Most people know the Cornell bear as the costumed crowd-pleaser at football games and other sporting events, cheering on the Big Red. But once upon a time, the mascot wasn't a costumed cavorter, but a flesh-and-blood, honey-eating, mischievous bear cub who lived on campus, attended football games and won over crowds with his adorable antics.
The original bear, named Touchdown, first came to campus in 1915. Subsequent bears were brought here in 1916, 1919, and for the last time in 1939. The story behind these "real" Cornell bears, and the tradition they inspired, is chronicled in "Touchdown: The Story of the Cornell Bear," by John H. Foote '74. Proceeds from the book will go to the capital campaign.
"Touchdown" describes how the four bears came to Ithaca and the people who brought them here. It's not a new story, admits the author, but one that he wished to write definitively to clear up lore and factual fallacies surrounding the original Touchdown. He also has a special affection for the mascot, since his best friend during his undergraduate years played the Big Red bear at sporting events.
"The more I got into it, the more I found out these bears have an incredible history," said Foote, who serves as president of his class. "All four bears had a very different experience on the Hill, which ranged from road trips to kidnappings to being arrested."

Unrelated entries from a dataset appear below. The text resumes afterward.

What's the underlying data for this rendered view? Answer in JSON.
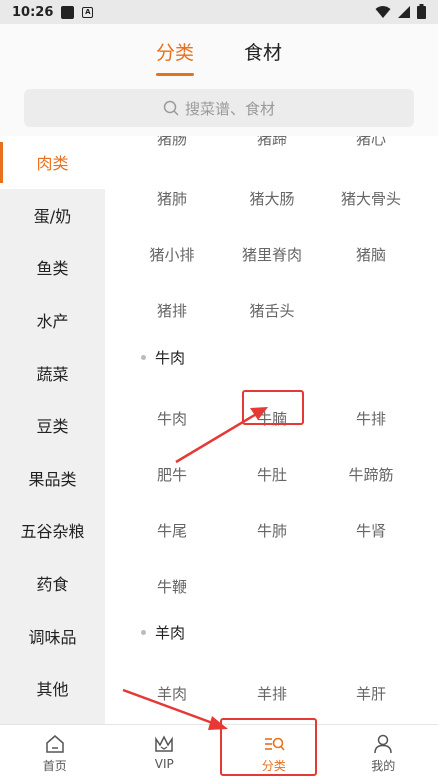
{
  "statusbar": {
    "time": "10:26"
  },
  "tabs": [
    {
      "label": "分类",
      "active": true
    },
    {
      "label": "食材",
      "active": false
    }
  ],
  "search": {
    "placeholder": "搜菜谱、食材"
  },
  "sidebar": {
    "items": [
      {
        "label": "肉类",
        "active": true
      },
      {
        "label": "蛋/奶"
      },
      {
        "label": "鱼类"
      },
      {
        "label": "水产"
      },
      {
        "label": "蔬菜"
      },
      {
        "label": "豆类"
      },
      {
        "label": "果品类"
      },
      {
        "label": "五谷杂粮"
      },
      {
        "label": "药食"
      },
      {
        "label": "调味品"
      },
      {
        "label": "其他"
      }
    ]
  },
  "content": {
    "partial_row": [
      "猪肠",
      "猪蹄",
      "猪心"
    ],
    "pork_rows": [
      [
        "猪肺",
        "猪大肠",
        "猪大骨头"
      ],
      [
        "猪小排",
        "猪里脊肉",
        "猪脑"
      ],
      [
        "猪排",
        "猪舌头",
        ""
      ]
    ],
    "beef_title": "牛肉",
    "beef_rows": [
      [
        "牛肉",
        "牛腩",
        "牛排"
      ],
      [
        "肥牛",
        "牛肚",
        "牛蹄筋"
      ],
      [
        "牛尾",
        "牛肺",
        "牛肾"
      ],
      [
        "牛鞭",
        "",
        ""
      ]
    ],
    "lamb_title": "羊肉",
    "lamb_rows": [
      [
        "羊肉",
        "羊排",
        "羊肝"
      ]
    ]
  },
  "bottom_nav": [
    {
      "label": "首页",
      "icon": "home-icon"
    },
    {
      "label": "VIP",
      "icon": "crown-icon"
    },
    {
      "label": "分类",
      "icon": "category-icon",
      "active": true
    },
    {
      "label": "我的",
      "icon": "user-icon"
    }
  ],
  "colors": {
    "accent": "#e8711e",
    "annotation": "#e53935"
  }
}
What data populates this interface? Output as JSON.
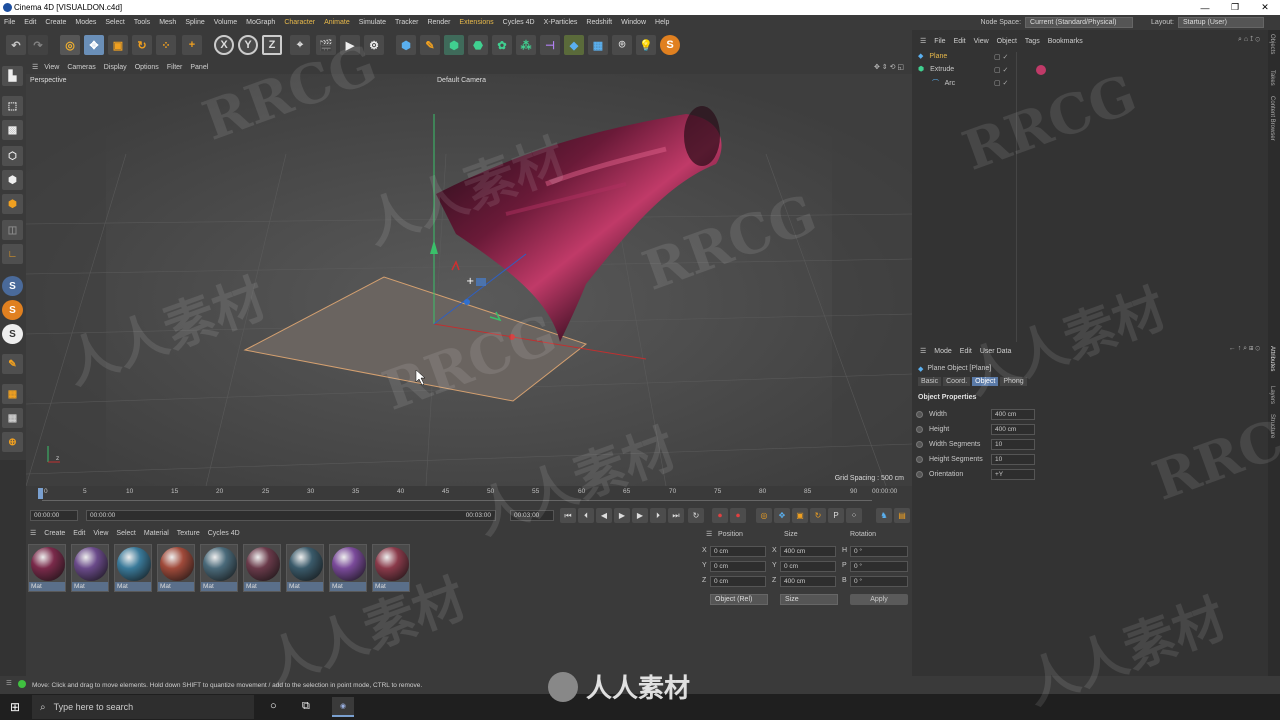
{
  "window": {
    "title": "Cinema 4D [VISUALDON.c4d]",
    "controls": [
      "—",
      "❐",
      "✕"
    ]
  },
  "menubar": {
    "items": [
      "File",
      "Edit",
      "Create",
      "Modes",
      "Select",
      "Tools",
      "Mesh",
      "Spline",
      "Volume",
      "MoGraph",
      "Character",
      "Animate",
      "Simulate",
      "Tracker",
      "Render",
      "Extensions",
      "Cycles 4D",
      "X-Particles",
      "Redshift",
      "Window",
      "Help"
    ],
    "node_space_label": "Node Space:",
    "node_space_value": "Current (Standard/Physical)",
    "layout_label": "Layout:",
    "layout_value": "Startup (User)"
  },
  "toolbar": {
    "axis_x": "X",
    "axis_y": "Y",
    "axis_z": "Z"
  },
  "viewport": {
    "menu": [
      "View",
      "Cameras",
      "Display",
      "Options",
      "Filter",
      "Panel"
    ],
    "projection": "Perspective",
    "camera": "Default Camera",
    "grid_spacing": "Grid Spacing : 500 cm"
  },
  "timeline": {
    "ticks": [
      "0",
      "5",
      "10",
      "15",
      "20",
      "25",
      "30",
      "35",
      "40",
      "45",
      "50",
      "55",
      "60",
      "65",
      "70",
      "75",
      "80",
      "85",
      "90"
    ],
    "end_time": "00:00:00"
  },
  "transport": {
    "current": "00:00:00",
    "start": "00:00:00",
    "end_a": "00:03:00",
    "end_b": "00:03:00"
  },
  "material_manager": {
    "menu": [
      "Create",
      "Edit",
      "View",
      "Select",
      "Material",
      "Texture",
      "Cycles 4D"
    ],
    "materials": [
      {
        "label": "Mat",
        "color": "#7a2a4a"
      },
      {
        "label": "Mat",
        "color": "#6a4a8a"
      },
      {
        "label": "Mat",
        "color": "#3a7a9a"
      },
      {
        "label": "Mat",
        "color": "#a04a3a"
      },
      {
        "label": "Mat",
        "color": "#4a6a7a"
      },
      {
        "label": "Mat",
        "color": "#6a3a4a"
      },
      {
        "label": "Mat",
        "color": "#3a5a6a"
      },
      {
        "label": "Mat",
        "color": "#7a4a9a"
      },
      {
        "label": "Mat",
        "color": "#8a3a4a"
      }
    ]
  },
  "coordinates": {
    "headers": [
      "Position",
      "Size",
      "Rotation"
    ],
    "rows": [
      {
        "axis": "X",
        "pos": "0 cm",
        "size_axis": "X",
        "size": "400 cm",
        "rot_axis": "H",
        "rot": "0 °"
      },
      {
        "axis": "Y",
        "pos": "0 cm",
        "size_axis": "Y",
        "size": "0 cm",
        "rot_axis": "P",
        "rot": "0 °"
      },
      {
        "axis": "Z",
        "pos": "0 cm",
        "size_axis": "Z",
        "size": "400 cm",
        "rot_axis": "B",
        "rot": "0 °"
      }
    ],
    "mode": "Object (Rel)",
    "size_mode": "Size",
    "apply": "Apply"
  },
  "object_manager": {
    "menu": [
      "File",
      "Edit",
      "View",
      "Object",
      "Tags",
      "Bookmarks"
    ],
    "objects": [
      "Plane",
      "Extrude",
      "Arc"
    ]
  },
  "attribute_manager": {
    "menu": [
      "Mode",
      "Edit",
      "User Data"
    ],
    "object_title": "Plane Object [Plane]",
    "tabs": [
      "Basic",
      "Coord.",
      "Object",
      "Phong"
    ],
    "section": "Object Properties",
    "fields": [
      {
        "label": "Width",
        "value": "400 cm"
      },
      {
        "label": "Height",
        "value": "400 cm"
      },
      {
        "label": "Width Segments",
        "value": "10"
      },
      {
        "label": "Height Segments",
        "value": "10"
      },
      {
        "label": "Orientation",
        "value": "+Y"
      }
    ]
  },
  "side_tabs": [
    "Objects",
    "Takes",
    "Content Browser",
    "Attributes",
    "Layers",
    "Structure"
  ],
  "status": "Move: Click and drag to move elements. Hold down SHIFT to quantize movement / add to the selection in point mode, CTRL to remove.",
  "taskbar": {
    "search_placeholder": "Type here to search"
  },
  "watermarks": [
    "RRCG",
    "人人素材",
    "人人素材"
  ]
}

By writing the history of Touchdown, Foote said he found that the book followed an undercurrent of unofficial Cornell history. The bear cubs were owned by the Cornell Athletic Association, which was affiliated with, but not officially part of, the university.

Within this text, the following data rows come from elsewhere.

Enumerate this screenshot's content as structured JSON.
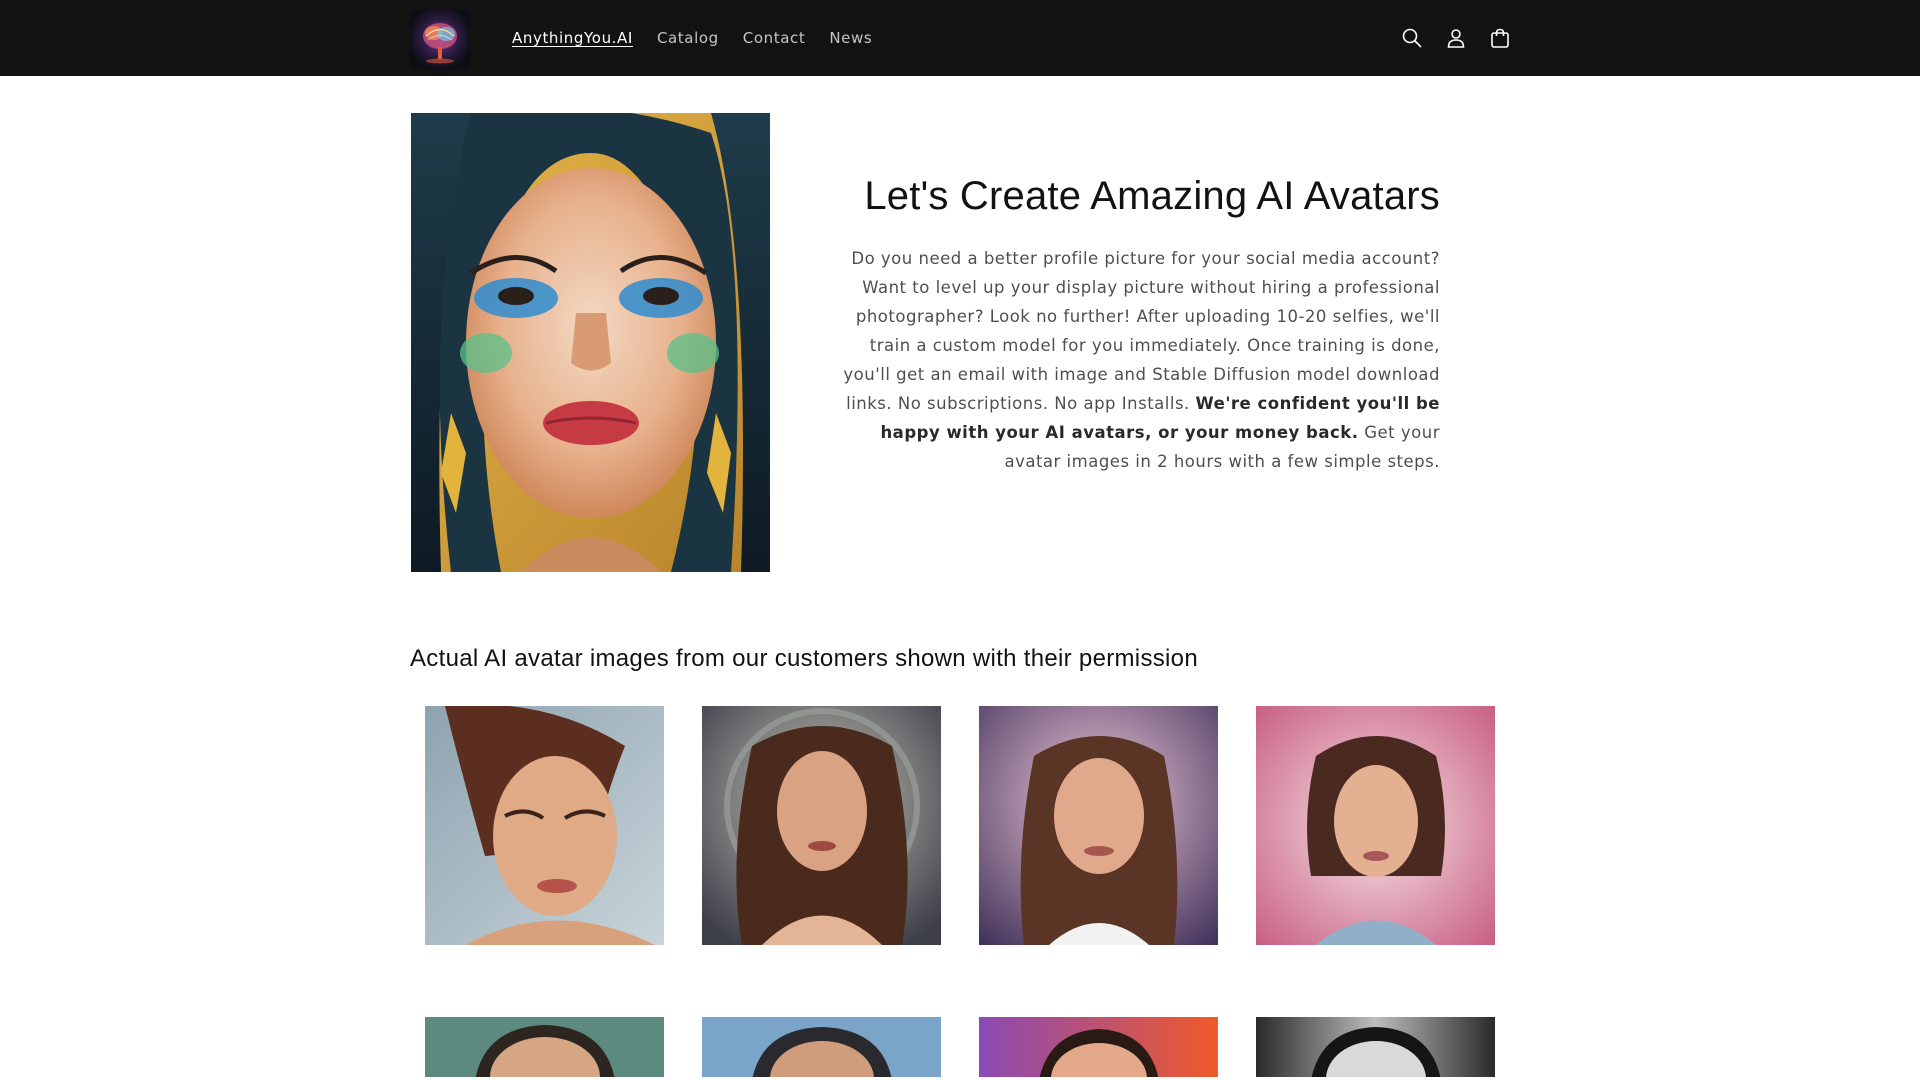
{
  "header": {
    "logo_icon": "brain-logo-icon",
    "nav": [
      {
        "label": "AnythingYou.AI",
        "active": true
      },
      {
        "label": "Catalog",
        "active": false
      },
      {
        "label": "Contact",
        "active": false
      },
      {
        "label": "News",
        "active": false
      }
    ],
    "icons": [
      "search-icon",
      "account-icon",
      "cart-icon"
    ]
  },
  "hero": {
    "title": "Let's Create Amazing AI Avatars",
    "description_part1": "Do you need a better profile picture for your social media account? Want to level up your display picture without hiring a professional photographer? Look no further! After uploading 10-20 selfies, we'll train a custom model for you immediately. Once training is done, you'll get an email with image and Stable Diffusion model download links. No subscriptions. No app Installs.",
    "description_bold": "We're confident you'll be happy with your AI avatars, or your money back.",
    "description_part2": "Get your avatar images in 2 hours with a few simple steps.",
    "image": "hero-avatar-woman-blue-eyeshadow"
  },
  "gallery": {
    "heading": "Actual AI avatar images from our customers shown with their permission",
    "row1": [
      "avatar-woman-earrings",
      "avatar-woman-halo",
      "avatar-woman-pink-glow",
      "avatar-woman-short-hair"
    ],
    "row2": [
      "avatar-man-teal",
      "avatar-man-sky",
      "avatar-man-sunset",
      "avatar-man-monochrome"
    ]
  },
  "colors": {
    "header_bg": "#121212",
    "page_bg": "#ffffff",
    "text": "#121212"
  }
}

The last bear, Touchdown IV, was at Cornell in 1939, and this bear was "completely unsanctioned" -- brought to campus first as a prank by Cornell students who thought it would be funny to bring back the tradition that had gone on hiatus for 20 years, Foote said.

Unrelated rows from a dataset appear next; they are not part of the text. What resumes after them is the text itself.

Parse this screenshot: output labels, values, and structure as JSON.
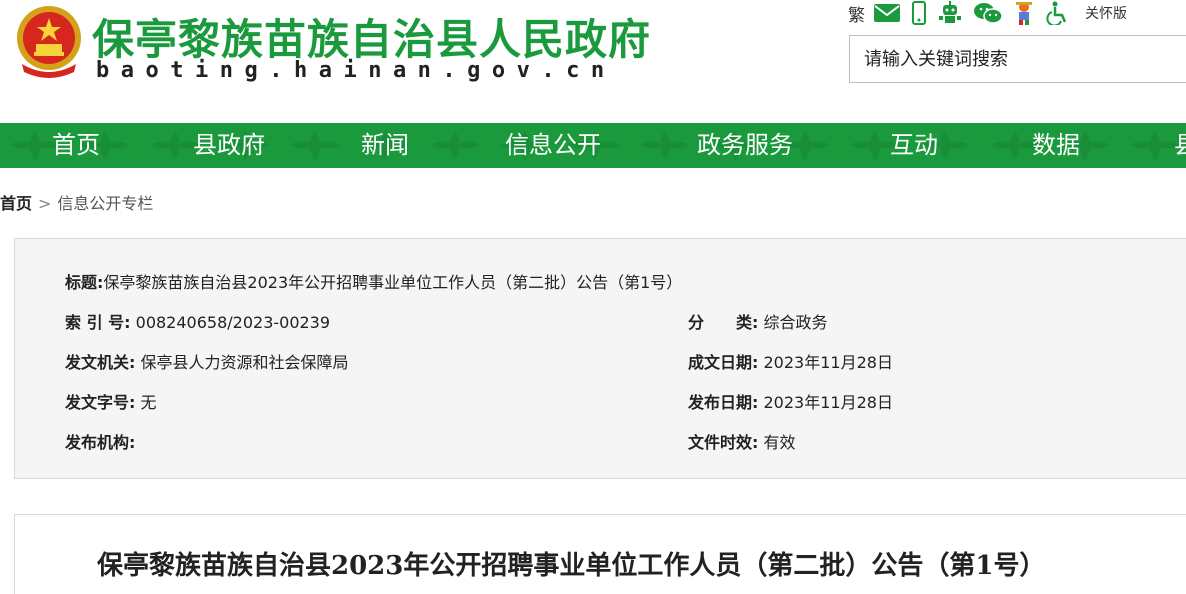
{
  "header": {
    "site_title": "保亭黎族苗族自治县人民政府",
    "site_domain": "baoting.hainan.gov.cn",
    "tools": {
      "traditional_label": "繁",
      "care_mode_label": "关怀版",
      "icons": [
        "mail-icon",
        "mobile-icon",
        "robot-icon",
        "wechat-icon",
        "mascot-icon",
        "accessibility-icon"
      ]
    },
    "search": {
      "placeholder": "请输入关键词搜索"
    }
  },
  "colors": {
    "brand_green": "#1a9a3c",
    "panel_bg": "#f5f5f5"
  },
  "nav": {
    "items": [
      "首页",
      "县政府",
      "新闻",
      "信息公开",
      "政务服务",
      "互动",
      "数据",
      "县"
    ]
  },
  "breadcrumb": {
    "home": "首页",
    "separator": ">",
    "current": "信息公开专栏"
  },
  "info": {
    "title_label": "标题:",
    "title_value": "保亭黎族苗族自治县2023年公开招聘事业单位工作人员（第二批）公告（第1号）",
    "index_label": "索 引 号:",
    "index_value": "008240658/2023-00239",
    "category_label": "分　　类:",
    "category_value": "综合政务",
    "issuer_label": "发文机关:",
    "issuer_value": "保亭县人力资源和社会保障局",
    "written_date_label": "成文日期:",
    "written_date_value": "2023年11月28日",
    "doc_number_label": "发文字号:",
    "doc_number_value": "无",
    "publish_date_label": "发布日期:",
    "publish_date_value": "2023年11月28日",
    "publisher_label": "发布机构:",
    "publisher_value": "",
    "validity_label": "文件时效:",
    "validity_value": "有效"
  },
  "article": {
    "title": "保亭黎族苗族自治县2023年公开招聘事业单位工作人员（第二批）公告（第1号）"
  }
}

"Touchdown: The Story of the Cornell Bear," is available at the Cornell Store. For more information, visit http://www.touchdownthebear.com, send an e-mail to email@example.com or call (800) 431-1579.